Jeremy Crosmer is a remarkable young artist, both as a cellist and a composer. At the age of 24 Crosmer completed multiple graduate degrees from the University of Michigan in composition, cello and theory pedagogy, and received his D.M.A. in 2012. In 2011 Crosmer was awarded the prestigious Theodore Presser Graduate Music Award to promote, publish, record and perform his Crosmer-Popper duets. The duets are designed to be played simultaneously with the original Popper High School Etudes, Op. 73, and combine technique with musicality in a chamber music setting. Crosmer is currently assistant principal cellist of the Grand Rapids Symphony, and has also played as principal of the Lansing Symphony and is a regular substitute player with the Detroit Symphony. In 2015 Crosmer was commissioned by the Grand Rapids Symphony Music for Health Initiative to create a book of music allowing symphonic musicians and music therapists to work together in hospitals. He is a founding member of the modern music ensemble Latitude 49, and is also a founding member of the band ESME, a group which aims to broaden the education of classical music by bringing cross-overs and mash-ups of pop and classical music to schools and bars. He has been on staff at the Conductor's Retreat at Medomak for three summers, as a cellist. Crosmer is an adjunct theory professor at Grand Valley State University, and adjunct cello professor at Cornerstone University. He has also taught cello and music theory at Camp Encore/Coda in Maine. In his spare time, Crosmer draws mazes, writes science fiction and plays good old country fiddle.

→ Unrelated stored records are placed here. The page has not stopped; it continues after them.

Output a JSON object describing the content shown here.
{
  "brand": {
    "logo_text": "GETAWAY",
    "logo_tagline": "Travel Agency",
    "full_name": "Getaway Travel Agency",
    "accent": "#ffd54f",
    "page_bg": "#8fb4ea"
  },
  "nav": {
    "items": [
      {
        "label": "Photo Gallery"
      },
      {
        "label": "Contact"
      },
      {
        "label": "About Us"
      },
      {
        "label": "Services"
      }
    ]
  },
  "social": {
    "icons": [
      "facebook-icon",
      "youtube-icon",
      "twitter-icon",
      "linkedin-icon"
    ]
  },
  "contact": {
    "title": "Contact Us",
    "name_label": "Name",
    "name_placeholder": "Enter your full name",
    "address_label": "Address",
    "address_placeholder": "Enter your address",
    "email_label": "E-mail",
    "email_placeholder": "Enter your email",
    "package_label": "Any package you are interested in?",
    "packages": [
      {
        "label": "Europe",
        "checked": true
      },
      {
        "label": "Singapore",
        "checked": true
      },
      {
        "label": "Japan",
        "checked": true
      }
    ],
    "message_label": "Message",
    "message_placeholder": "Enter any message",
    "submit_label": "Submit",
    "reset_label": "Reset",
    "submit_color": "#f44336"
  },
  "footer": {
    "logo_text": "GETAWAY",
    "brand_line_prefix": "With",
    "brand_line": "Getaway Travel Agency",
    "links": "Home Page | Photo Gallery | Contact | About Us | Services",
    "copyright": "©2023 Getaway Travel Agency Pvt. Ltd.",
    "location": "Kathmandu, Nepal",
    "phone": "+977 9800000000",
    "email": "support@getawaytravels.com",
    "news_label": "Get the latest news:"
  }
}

As a pedagogue, Crosmer has taught courses on Pre-calculus, Music Theory, Aural Skills and String Pedagogy. In terms of cello pedagogy, Crosmer has developed an approach which incorporates all aspects of the instrument into each practice session. Titled the “Dynamic Modular Technique” method, students combine technical practice with learning repertoire and musical phrasing through isolation and rebuilding. The Crosmer-Popper Duets, which aims at a similar goal of combining technique and musicality, is his first published pedagogical work and has already received recognition from the Presser Foundation in 2011.
The creativity of the composer stems from his ability to connect across fields and disciplines. Crosmer's most noteworthy compositions are highly idiomatic and virtuosic for the performers. These include his Violin Sonata in E minor (2010), the Sonata for Bassoon and Continuo (2011) and the Suite for Cello Quartet (2009). Crosmer also enjoys experimenting with theoretical and mathematical aspects, referenced in his third string quartet, “Mathematica,” (rev. 2011) and in his set of fugues for piano. Many of Crosmer’s works for strings include the use of scordatura, such as his fourth quartet, “Chrysalis Infinitum,” (2010) and his duet for viola and cello, “Ridicoolus” (2009). Scordatura is used in the Crosmer-Popper Duets in No. 15.